=== Provided data ===

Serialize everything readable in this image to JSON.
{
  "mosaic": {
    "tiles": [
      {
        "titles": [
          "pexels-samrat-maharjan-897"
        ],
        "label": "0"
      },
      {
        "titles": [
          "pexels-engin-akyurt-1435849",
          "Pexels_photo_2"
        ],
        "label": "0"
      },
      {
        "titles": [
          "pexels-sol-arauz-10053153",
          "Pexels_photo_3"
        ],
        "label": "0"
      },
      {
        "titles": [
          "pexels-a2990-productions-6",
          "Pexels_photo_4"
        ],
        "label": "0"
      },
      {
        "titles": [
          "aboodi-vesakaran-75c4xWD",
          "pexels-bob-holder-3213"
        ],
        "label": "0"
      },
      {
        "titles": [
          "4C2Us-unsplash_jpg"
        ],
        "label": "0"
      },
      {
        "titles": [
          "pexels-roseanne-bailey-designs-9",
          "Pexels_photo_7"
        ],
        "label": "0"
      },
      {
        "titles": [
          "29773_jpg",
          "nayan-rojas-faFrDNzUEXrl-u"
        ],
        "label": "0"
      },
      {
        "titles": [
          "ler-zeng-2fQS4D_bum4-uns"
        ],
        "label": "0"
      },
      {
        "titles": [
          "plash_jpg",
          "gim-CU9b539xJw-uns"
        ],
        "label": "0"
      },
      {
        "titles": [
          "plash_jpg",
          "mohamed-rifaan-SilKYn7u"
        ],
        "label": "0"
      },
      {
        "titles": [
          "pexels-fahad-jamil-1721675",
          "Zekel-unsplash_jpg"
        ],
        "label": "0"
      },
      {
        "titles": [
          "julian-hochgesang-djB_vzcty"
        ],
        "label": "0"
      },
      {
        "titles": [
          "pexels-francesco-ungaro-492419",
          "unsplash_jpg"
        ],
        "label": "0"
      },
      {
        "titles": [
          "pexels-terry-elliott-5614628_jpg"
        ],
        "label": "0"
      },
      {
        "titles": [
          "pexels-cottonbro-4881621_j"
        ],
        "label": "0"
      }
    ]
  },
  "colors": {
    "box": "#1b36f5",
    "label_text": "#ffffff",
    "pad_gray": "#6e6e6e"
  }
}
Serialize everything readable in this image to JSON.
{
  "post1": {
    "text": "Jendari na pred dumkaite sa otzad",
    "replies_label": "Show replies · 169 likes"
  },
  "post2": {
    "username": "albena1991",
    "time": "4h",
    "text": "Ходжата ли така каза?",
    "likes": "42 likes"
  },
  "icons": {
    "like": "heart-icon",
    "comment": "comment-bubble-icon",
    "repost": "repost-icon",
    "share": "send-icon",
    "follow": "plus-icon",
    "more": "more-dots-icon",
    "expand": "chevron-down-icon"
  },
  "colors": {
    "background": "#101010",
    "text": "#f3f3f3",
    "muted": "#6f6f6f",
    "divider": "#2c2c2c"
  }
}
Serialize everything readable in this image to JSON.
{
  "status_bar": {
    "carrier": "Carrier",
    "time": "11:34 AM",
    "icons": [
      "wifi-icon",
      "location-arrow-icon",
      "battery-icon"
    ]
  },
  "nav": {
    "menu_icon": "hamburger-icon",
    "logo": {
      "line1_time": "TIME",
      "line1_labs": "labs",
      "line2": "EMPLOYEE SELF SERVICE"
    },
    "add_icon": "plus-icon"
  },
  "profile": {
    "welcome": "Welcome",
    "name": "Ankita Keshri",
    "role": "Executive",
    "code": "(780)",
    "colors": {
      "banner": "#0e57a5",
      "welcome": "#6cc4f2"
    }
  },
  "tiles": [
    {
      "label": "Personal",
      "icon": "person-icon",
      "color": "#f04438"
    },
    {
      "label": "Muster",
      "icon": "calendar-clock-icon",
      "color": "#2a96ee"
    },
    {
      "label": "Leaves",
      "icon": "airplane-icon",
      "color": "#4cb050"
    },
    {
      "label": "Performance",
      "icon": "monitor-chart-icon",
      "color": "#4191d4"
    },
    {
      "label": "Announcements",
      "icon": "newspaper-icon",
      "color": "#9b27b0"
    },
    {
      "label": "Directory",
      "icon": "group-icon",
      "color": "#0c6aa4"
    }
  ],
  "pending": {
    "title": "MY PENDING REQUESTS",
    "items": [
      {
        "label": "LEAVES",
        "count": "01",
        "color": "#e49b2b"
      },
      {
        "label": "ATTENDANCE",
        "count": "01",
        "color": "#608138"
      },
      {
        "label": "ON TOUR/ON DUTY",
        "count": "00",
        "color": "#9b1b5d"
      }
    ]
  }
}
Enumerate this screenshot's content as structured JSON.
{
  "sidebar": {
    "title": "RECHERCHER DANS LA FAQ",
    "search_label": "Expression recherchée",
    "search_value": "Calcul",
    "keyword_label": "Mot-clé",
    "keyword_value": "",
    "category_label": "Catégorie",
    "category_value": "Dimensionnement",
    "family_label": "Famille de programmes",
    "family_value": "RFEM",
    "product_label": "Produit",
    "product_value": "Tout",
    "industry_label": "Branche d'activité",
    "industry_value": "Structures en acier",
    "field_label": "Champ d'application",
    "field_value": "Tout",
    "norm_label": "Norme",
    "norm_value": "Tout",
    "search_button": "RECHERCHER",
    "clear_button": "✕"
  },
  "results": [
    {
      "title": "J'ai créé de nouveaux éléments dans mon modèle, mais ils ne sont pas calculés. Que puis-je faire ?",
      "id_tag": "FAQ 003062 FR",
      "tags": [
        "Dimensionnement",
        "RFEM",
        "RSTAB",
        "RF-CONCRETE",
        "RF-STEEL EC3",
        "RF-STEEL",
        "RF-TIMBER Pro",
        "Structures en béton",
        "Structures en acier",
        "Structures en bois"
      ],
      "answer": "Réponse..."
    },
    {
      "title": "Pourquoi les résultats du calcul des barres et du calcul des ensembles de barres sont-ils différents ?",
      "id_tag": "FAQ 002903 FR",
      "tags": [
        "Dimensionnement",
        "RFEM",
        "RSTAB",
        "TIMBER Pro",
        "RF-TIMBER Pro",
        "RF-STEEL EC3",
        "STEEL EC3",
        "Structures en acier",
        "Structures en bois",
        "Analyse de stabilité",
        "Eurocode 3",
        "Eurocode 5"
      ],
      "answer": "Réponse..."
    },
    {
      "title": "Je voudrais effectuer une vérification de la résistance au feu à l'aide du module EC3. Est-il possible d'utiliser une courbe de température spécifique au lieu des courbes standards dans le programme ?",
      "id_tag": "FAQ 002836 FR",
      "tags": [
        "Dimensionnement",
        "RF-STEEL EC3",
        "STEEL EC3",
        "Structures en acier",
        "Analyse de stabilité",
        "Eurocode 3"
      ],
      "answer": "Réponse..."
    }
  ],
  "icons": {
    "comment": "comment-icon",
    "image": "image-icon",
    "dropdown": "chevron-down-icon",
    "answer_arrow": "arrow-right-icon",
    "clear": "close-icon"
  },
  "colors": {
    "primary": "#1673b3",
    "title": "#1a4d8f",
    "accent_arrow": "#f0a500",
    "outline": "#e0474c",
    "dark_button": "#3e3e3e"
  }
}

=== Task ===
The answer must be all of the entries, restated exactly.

=== Response area ===
Serialize everything readable in this image to JSON.
{
  "mosaic": {
    "tiles": [
      {
        "titles": [
          "pexels-samrat-maharjan-897"
        ],
        "label": "0"
      },
      {
        "titles": [
          "pexels-engin-akyurt-1435849",
          "Pexels_photo_2"
        ],
        "label": "0"
      },
      {
        "titles": [
          "pexels-sol-arauz-10053153",
          "Pexels_photo_3"
        ],
        "label": "0"
      },
      {
        "titles": [
          "pexels-a2990-productions-6",
          "Pexels_photo_4"
        ],
        "label": "0"
      },
      {
        "titles": [
          "aboodi-vesakaran-75c4xWD",
          "pexels-bob-holder-3213"
        ],
        "label": "0"
      },
      {
        "titles": [
          "4C2Us-unsplash_jpg"
        ],
        "label": "0"
      },
      {
        "titles": [
          "pexels-roseanne-bailey-designs-9",
          "Pexels_photo_7"
        ],
        "label": "0"
      },
      {
        "titles": [
          "29773_jpg",
          "nayan-rojas-faFrDNzUEXrl-u"
        ],
        "label": "0"
      },
      {
        "titles": [
          "ler-zeng-2fQS4D_bum4-uns"
        ],
        "label": "0"
      },
      {
        "titles": [
          "plash_jpg",
          "gim-CU9b539xJw-uns"
        ],
        "label": "0"
      },
      {
        "titles": [
          "plash_jpg",
          "mohamed-rifaan-SilKYn7u"
        ],
        "label": "0"
      },
      {
        "titles": [
          "pexels-fahad-jamil-1721675",
          "Zekel-unsplash_jpg"
        ],
        "label": "0"
      },
      {
        "titles": [
          "julian-hochgesang-djB_vzcty"
        ],
        "label": "0"
      },
      {
        "titles": [
          "pexels-francesco-ungaro-492419",
          "unsplash_jpg"
        ],
        "label": "0"
      },
      {
        "titles": [
          "pexels-terry-elliott-5614628_jpg"
        ],
        "label": "0"
      },
      {
        "titles": [
          "pexels-cottonbro-4881621_j"
        ],
        "label": "0"
      }
    ]
  },
  "colors": {
    "box": "#1b36f5",
    "label_text": "#ffffff",
    "pad_gray": "#6e6e6e"
  }
}
Serialize everything readable in this image to JSON.
{
  "post1": {
    "text": "Jendari na pred dumkaite sa otzad",
    "replies_label": "Show replies · 169 likes"
  },
  "post2": {
    "username": "albena1991",
    "time": "4h",
    "text": "Ходжата ли така каза?",
    "likes": "42 likes"
  },
  "icons": {
    "like": "heart-icon",
    "comment": "comment-bubble-icon",
    "repost": "repost-icon",
    "share": "send-icon",
    "follow": "plus-icon",
    "more": "more-dots-icon",
    "expand": "chevron-down-icon"
  },
  "colors": {
    "background": "#101010",
    "text": "#f3f3f3",
    "muted": "#6f6f6f",
    "divider": "#2c2c2c"
  }
}
Serialize everything readable in this image to JSON.
{
  "status_bar": {
    "carrier": "Carrier",
    "time": "11:34 AM",
    "icons": [
      "wifi-icon",
      "location-arrow-icon",
      "battery-icon"
    ]
  },
  "nav": {
    "menu_icon": "hamburger-icon",
    "logo": {
      "line1_time": "TIME",
      "line1_labs": "labs",
      "line2": "EMPLOYEE SELF SERVICE"
    },
    "add_icon": "plus-icon"
  },
  "profile": {
    "welcome": "Welcome",
    "name": "Ankita Keshri",
    "role": "Executive",
    "code": "(780)",
    "colors": {
      "banner": "#0e57a5",
      "welcome": "#6cc4f2"
    }
  },
  "tiles": [
    {
      "label": "Personal",
      "icon": "person-icon",
      "color": "#f04438"
    },
    {
      "label": "Muster",
      "icon": "calendar-clock-icon",
      "color": "#2a96ee"
    },
    {
      "label": "Leaves",
      "icon": "airplane-icon",
      "color": "#4cb050"
    },
    {
      "label": "Performance",
      "icon": "monitor-chart-icon",
      "color": "#4191d4"
    },
    {
      "label": "Announcements",
      "icon": "newspaper-icon",
      "color": "#9b27b0"
    },
    {
      "label": "Directory",
      "icon": "group-icon",
      "color": "#0c6aa4"
    }
  ],
  "pending": {
    "title": "MY PENDING REQUESTS",
    "items": [
      {
        "label": "LEAVES",
        "count": "01",
        "color": "#e49b2b"
      },
      {
        "label": "ATTENDANCE",
        "count": "01",
        "color": "#608138"
      },
      {
        "label": "ON TOUR/ON DUTY",
        "count": "00",
        "color": "#9b1b5d"
      }
    ]
  }
}
Enumerate this screenshot's content as structured JSON.
{
  "sidebar": {
    "title": "RECHERCHER DANS LA FAQ",
    "search_label": "Expression recherchée",
    "search_value": "Calcul",
    "keyword_label": "Mot-clé",
    "keyword_value": "",
    "category_label": "Catégorie",
    "category_value": "Dimensionnement",
    "family_label": "Famille de programmes",
    "family_value": "RFEM",
    "product_label": "Produit",
    "product_value": "Tout",
    "industry_label": "Branche d'activité",
    "industry_value": "Structures en acier",
    "field_label": "Champ d'application",
    "field_value": "Tout",
    "norm_label": "Norme",
    "norm_value": "Tout",
    "search_button": "RECHERCHER",
    "clear_button": "✕"
  },
  "results": [
    {
      "title": "J'ai créé de nouveaux éléments dans mon modèle, mais ils ne sont pas calculés. Que puis-je faire ?",
      "id_tag": "FAQ 003062 FR",
      "tags": [
        "Dimensionnement",
        "RFEM",
        "RSTAB",
        "RF-CONCRETE",
        "RF-STEEL EC3",
        "RF-STEEL",
        "RF-TIMBER Pro",
        "Structures en béton",
        "Structures en acier",
        "Structures en bois"
      ],
      "answer": "Réponse..."
    },
    {
      "title": "Pourquoi les résultats du calcul des barres et du calcul des ensembles de barres sont-ils différents ?",
      "id_tag": "FAQ 002903 FR",
      "tags": [
        "Dimensionnement",
        "RFEM",
        "RSTAB",
        "TIMBER Pro",
        "RF-TIMBER Pro",
        "RF-STEEL EC3",
        "STEEL EC3",
        "Structures en acier",
        "Structures en bois",
        "Analyse de stabilité",
        "Eurocode 3",
        "Eurocode 5"
      ],
      "answer": "Réponse..."
    },
    {
      "title": "Je voudrais effectuer une vérification de la résistance au feu à l'aide du module EC3. Est-il possible d'utiliser une courbe de température spécifique au lieu des courbes standards dans le programme ?",
      "id_tag": "FAQ 002836 FR",
      "tags": [
        "Dimensionnement",
        "RF-STEEL EC3",
        "STEEL EC3",
        "Structures en acier",
        "Analyse de stabilité",
        "Eurocode 3"
      ],
      "answer": "Réponse..."
    }
  ],
  "icons": {
    "comment": "comment-icon",
    "image": "image-icon",
    "dropdown": "chevron-down-icon",
    "answer_arrow": "arrow-right-icon",
    "clear": "close-icon"
  },
  "colors": {
    "primary": "#1673b3",
    "title": "#1a4d8f",
    "accent_arrow": "#f0a500",
    "outline": "#e0474c",
    "dark_button": "#3e3e3e"
  }
}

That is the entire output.